That would be very unwise. Because they’ve got a hot iron in Gibson playing a nutbag, and they should strike while it’s hot. Instead of turning tail, Summit should open The Beaver as soon as possible. In September and October, I’m thinking. Wait any longer and they might “lose the momentum,” as Faye Dunaway explained to Robert Duvall in Network.

Here’s the thinking:

(a) Most people have understood for years that Gibson is one of the craziest and most hyper actors around (a trait that first surfaced in ’87’s Lethal Weapon) and that if anyone was born to play a middle-aged guy who walks around speaking through a beaver hand-puppet, it’s him. He may make the Grand Wizard of the KKK sound like the late James Farmer, but Gibson is the truest living embodiment of Three Stooges insanity living today.

(b) Kyle Killen‘s script of The Beaver was named the hottest Black List script of ’08. And Foster may have translated it into something special. What a waste if this film gets all but dumped by Summit! All that hard work, all that buzz, and that admiration and potential and the whole thing goes south because Gibson was recorded saying horrid things to his ex-girlfriend? That’s ridiculous.

(c) Surely no one at Summit is deluded enough to think that press won’t bring up Gibson’s racist remarks any less persistently if The Beaver opens in April 2011 or August 2011 or September 2012? The wisest thing would be to open it as soon as possible and just blow through that shitstorm and say “fine, whatever, Mel is an actor who acts in the movie, his personal issues are not our concern” and so on. Just man up and do it and no pussyfooting.

(d) Jodie Foster will put the Gibson bugaboos to bed when she does interviews for The Beaver. She’ll keep emphasizing over and over what a natural comedian he is, and how much she respects him as a performer, and how badly she feels about anyone suffering from a temper problem and retrograde attitudes but we all say ugly stuff that we don’t mean in our worst moments, and that a lot of Hollywood types say things to each other in private that they wouldn’t want to hear on the internet, and that perhaps we shouldn’t point fingers too strongly, etc.

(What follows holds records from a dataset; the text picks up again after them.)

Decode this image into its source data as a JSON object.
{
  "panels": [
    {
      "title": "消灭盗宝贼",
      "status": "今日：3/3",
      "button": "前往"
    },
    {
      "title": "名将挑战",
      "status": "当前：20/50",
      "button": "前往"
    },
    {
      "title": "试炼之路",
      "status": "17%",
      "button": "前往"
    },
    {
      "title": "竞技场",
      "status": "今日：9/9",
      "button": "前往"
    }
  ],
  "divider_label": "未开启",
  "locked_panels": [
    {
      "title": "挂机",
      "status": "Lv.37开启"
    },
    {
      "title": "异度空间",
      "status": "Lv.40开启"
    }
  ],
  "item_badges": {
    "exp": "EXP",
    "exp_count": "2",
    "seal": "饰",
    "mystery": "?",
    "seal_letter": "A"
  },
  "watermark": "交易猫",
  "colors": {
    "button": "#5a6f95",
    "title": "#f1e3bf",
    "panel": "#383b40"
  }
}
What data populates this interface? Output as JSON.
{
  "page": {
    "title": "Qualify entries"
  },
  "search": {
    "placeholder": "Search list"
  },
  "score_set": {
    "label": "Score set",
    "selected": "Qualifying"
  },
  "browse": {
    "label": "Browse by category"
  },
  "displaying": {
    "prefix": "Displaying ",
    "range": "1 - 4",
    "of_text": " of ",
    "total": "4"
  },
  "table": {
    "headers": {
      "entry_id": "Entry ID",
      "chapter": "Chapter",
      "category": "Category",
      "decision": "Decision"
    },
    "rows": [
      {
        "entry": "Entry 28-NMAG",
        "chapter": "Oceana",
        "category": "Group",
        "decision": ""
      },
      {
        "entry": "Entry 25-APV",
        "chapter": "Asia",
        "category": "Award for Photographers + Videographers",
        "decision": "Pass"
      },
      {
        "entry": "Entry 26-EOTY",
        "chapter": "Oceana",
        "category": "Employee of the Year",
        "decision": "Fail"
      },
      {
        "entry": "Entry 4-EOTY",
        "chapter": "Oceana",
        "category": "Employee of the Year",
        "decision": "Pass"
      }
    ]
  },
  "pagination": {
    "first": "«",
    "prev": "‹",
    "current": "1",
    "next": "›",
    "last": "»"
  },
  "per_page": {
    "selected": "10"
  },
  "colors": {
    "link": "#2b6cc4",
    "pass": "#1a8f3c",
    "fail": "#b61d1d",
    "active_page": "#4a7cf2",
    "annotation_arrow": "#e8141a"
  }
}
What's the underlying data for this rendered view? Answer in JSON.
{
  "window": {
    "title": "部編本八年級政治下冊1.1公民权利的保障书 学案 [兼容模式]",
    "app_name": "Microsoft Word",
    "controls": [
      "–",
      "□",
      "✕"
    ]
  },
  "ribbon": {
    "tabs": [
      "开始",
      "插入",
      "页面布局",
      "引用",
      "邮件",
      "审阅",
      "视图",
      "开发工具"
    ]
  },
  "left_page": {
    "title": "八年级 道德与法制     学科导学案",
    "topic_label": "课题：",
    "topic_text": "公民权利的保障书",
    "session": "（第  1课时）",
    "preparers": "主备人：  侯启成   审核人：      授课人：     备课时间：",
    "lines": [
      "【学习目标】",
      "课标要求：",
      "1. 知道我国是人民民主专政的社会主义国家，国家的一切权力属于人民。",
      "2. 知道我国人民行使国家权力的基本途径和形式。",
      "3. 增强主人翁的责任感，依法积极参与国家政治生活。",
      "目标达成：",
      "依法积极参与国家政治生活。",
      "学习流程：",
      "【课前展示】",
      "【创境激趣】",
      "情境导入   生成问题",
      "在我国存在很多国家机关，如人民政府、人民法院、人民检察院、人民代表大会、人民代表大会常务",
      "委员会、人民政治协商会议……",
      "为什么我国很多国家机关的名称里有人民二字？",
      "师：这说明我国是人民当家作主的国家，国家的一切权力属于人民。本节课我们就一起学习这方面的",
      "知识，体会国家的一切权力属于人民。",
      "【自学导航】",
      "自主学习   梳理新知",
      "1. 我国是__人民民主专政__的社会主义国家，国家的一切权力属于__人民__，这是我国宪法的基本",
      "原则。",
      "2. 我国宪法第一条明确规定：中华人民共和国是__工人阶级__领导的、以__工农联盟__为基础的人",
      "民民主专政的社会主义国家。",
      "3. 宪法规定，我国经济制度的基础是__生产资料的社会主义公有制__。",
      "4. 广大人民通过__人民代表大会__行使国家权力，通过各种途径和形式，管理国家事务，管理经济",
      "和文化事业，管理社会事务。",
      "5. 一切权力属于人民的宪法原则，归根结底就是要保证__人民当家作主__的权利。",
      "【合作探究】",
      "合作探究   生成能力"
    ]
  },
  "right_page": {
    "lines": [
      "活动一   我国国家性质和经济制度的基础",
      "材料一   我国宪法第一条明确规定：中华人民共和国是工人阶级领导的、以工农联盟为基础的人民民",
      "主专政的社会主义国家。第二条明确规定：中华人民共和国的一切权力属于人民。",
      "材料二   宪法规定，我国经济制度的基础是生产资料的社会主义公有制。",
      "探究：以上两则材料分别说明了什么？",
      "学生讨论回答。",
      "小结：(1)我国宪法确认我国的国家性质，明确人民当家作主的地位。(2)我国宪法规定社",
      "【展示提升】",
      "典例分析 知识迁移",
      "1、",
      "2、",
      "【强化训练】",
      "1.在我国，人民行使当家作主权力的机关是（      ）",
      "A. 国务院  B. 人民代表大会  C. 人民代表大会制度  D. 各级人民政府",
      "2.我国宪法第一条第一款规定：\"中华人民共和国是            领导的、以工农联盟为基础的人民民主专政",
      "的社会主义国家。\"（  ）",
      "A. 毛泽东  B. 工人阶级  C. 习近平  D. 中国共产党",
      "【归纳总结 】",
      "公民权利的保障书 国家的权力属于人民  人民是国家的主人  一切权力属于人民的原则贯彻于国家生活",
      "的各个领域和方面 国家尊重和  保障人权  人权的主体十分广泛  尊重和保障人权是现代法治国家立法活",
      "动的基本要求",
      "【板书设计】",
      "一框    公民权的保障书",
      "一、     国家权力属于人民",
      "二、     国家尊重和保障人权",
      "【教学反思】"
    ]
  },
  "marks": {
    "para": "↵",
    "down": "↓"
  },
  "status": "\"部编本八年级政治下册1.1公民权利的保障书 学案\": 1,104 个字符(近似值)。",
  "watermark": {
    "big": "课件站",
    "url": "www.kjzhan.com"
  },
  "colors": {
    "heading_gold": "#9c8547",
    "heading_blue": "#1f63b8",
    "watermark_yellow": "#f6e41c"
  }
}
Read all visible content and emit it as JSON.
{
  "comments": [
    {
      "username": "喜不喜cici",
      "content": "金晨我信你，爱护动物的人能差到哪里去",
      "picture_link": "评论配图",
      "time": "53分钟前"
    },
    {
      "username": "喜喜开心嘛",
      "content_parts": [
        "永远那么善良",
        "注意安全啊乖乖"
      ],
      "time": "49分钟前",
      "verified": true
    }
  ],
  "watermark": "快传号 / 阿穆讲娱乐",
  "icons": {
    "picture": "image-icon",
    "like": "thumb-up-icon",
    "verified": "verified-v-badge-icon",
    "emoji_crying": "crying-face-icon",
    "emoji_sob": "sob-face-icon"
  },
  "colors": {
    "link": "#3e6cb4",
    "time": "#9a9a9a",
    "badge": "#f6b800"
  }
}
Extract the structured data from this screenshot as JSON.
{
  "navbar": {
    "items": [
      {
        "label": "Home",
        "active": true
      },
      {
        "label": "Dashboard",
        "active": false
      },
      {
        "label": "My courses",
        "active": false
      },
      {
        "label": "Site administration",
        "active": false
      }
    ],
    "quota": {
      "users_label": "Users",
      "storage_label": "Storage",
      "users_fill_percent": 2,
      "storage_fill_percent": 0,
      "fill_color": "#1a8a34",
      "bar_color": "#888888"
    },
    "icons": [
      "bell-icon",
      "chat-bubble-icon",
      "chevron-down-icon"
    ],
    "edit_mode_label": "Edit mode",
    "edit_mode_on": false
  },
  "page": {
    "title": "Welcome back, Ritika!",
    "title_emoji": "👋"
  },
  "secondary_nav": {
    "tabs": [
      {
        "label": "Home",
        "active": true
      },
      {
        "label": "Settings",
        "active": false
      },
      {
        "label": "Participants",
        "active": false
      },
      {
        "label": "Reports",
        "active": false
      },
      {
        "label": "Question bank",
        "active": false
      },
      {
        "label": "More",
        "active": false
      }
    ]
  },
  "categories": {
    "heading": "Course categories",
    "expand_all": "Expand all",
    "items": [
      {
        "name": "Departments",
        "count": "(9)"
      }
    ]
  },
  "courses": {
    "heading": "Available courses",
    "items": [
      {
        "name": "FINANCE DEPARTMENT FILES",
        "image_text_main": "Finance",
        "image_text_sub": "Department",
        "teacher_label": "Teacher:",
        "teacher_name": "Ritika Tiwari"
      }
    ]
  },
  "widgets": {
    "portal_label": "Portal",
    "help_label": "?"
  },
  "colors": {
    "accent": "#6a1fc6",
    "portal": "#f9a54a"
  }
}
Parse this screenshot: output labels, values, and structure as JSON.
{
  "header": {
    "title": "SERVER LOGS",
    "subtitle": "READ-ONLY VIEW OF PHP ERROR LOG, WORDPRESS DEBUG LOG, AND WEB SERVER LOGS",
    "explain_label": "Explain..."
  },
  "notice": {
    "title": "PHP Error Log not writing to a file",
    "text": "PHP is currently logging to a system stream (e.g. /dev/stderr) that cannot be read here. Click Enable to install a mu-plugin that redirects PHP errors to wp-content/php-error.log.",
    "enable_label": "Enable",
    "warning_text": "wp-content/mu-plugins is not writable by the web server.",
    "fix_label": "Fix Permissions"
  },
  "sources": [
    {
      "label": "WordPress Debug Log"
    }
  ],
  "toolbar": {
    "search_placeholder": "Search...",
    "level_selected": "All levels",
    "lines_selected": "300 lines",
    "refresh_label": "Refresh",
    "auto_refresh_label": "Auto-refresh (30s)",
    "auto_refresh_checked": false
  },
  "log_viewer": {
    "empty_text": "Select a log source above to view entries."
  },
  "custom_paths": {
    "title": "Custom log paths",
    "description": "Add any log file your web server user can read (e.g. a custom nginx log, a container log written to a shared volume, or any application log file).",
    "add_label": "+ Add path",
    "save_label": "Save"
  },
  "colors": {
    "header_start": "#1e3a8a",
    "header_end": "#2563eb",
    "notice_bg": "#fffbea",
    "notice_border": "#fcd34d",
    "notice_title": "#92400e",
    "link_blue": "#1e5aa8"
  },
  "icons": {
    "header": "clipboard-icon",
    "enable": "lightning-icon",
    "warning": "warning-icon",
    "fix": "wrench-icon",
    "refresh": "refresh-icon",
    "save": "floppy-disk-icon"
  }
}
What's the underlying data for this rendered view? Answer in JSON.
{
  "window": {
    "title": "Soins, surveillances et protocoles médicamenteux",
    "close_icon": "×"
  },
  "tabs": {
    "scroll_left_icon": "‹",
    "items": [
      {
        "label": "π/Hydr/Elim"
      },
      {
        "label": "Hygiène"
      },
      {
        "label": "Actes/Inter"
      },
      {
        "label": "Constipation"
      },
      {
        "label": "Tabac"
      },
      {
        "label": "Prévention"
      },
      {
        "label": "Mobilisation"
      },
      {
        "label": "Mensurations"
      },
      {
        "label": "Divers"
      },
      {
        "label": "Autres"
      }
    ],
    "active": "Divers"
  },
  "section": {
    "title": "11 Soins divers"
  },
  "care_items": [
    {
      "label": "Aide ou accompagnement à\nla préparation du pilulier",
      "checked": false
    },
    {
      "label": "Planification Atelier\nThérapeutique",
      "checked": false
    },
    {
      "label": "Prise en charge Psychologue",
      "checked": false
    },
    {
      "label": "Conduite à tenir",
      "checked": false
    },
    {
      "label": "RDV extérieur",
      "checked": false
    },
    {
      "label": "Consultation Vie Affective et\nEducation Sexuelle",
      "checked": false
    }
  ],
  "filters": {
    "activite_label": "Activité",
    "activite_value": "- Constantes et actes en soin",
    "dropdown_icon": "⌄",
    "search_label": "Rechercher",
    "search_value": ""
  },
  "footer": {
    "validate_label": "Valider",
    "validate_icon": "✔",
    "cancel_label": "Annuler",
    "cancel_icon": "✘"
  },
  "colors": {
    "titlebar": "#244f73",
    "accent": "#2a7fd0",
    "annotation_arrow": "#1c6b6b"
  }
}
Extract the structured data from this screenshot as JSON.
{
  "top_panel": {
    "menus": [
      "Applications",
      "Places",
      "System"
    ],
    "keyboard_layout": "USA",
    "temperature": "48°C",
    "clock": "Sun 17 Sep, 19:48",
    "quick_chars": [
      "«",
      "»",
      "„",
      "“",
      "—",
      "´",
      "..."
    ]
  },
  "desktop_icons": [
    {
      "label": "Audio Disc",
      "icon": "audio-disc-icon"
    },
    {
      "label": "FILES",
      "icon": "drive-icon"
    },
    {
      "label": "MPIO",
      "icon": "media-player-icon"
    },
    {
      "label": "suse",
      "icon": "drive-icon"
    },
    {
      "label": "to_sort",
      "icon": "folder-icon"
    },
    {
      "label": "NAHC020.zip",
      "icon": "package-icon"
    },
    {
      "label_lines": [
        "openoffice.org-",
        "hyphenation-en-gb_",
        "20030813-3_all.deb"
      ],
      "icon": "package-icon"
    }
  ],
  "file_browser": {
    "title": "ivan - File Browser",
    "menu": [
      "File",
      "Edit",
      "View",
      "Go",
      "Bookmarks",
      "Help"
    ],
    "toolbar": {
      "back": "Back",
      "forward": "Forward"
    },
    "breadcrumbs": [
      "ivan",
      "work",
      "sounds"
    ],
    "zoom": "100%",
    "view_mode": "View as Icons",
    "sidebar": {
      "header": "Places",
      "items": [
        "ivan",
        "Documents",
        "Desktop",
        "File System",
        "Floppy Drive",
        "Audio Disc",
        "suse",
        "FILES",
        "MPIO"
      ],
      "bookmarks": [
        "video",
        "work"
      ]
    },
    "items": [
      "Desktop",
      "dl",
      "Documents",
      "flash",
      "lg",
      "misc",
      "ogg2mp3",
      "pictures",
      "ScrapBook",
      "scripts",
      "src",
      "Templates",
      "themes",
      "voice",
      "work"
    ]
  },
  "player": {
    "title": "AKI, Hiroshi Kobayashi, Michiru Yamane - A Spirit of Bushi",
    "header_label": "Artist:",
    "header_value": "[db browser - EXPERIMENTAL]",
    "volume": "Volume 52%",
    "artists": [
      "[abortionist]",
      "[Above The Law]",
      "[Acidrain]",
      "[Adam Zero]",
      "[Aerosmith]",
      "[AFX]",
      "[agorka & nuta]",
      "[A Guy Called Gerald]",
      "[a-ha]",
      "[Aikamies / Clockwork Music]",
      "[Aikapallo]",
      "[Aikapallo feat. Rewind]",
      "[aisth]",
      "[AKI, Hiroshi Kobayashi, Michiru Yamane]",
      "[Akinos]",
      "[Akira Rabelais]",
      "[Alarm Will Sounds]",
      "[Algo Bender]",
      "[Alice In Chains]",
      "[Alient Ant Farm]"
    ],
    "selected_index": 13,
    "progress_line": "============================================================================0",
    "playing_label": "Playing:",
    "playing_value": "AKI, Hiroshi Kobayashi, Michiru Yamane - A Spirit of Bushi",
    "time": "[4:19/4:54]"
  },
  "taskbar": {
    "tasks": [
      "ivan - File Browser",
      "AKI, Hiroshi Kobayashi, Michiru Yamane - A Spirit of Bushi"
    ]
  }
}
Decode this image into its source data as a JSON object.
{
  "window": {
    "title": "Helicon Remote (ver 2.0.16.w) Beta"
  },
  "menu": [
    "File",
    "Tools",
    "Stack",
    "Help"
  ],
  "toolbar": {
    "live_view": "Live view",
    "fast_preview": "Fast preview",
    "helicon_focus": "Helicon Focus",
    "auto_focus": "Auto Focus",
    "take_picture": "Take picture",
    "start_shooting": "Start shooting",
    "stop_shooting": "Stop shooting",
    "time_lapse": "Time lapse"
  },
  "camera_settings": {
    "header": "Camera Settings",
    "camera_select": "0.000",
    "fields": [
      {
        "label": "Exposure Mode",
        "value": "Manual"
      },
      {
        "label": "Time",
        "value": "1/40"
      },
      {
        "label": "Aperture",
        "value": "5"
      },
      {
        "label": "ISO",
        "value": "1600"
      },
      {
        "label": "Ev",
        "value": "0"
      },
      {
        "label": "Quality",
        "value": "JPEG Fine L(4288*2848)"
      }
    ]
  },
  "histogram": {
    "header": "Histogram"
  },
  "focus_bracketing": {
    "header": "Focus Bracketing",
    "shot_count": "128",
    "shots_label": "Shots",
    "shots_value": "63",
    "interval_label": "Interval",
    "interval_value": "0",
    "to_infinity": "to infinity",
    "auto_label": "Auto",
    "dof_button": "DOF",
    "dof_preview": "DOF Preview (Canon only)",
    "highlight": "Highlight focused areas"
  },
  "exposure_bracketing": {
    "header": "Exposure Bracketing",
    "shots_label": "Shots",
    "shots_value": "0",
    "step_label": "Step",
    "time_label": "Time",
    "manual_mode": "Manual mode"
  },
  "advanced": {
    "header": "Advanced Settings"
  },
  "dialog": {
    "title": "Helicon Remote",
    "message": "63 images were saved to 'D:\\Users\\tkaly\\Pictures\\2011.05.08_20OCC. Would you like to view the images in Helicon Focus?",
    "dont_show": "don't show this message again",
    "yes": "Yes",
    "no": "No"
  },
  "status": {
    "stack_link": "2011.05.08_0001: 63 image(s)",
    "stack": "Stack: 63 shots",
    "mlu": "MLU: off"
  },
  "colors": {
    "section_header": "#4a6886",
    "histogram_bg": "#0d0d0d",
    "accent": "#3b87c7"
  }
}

(e) Gibson is a repellent figure now, but playing a nutter would be seen as a form of self-portraiture, and that would make The Beaver a hot ticket. As Bill Maher recently said, there’s an audience for what Gibson (or his image) has become — a repellent ayehole who’s articulating the last dying remnants of ugly racial thinking. “Dying” in the big-city regions, I mean, because racial resentments are more alive in flyover states than most Hollywood liberals appear to realize. There are millions of closet racists (right-wing and lefty) who probably relate to Gibson on some buried level and are probably cutting him another break in their heads. Among those who still care, I mean.

(f) There is also a slight sympathetic belief that while Gibson was stupid enough to not only lose his temper with but allow himself to be recorded by a woman he’s in a custody battle with, he was nonetheless sandbagged and sold out. Many feel that even ugly people saying ugly things should be afforded a certain privacy.

If you were Leonardo DiCaprio‘s manager and agent, would you be advising Leo to do that Vikings movie with Gibson or would you advise him to back off for the time being?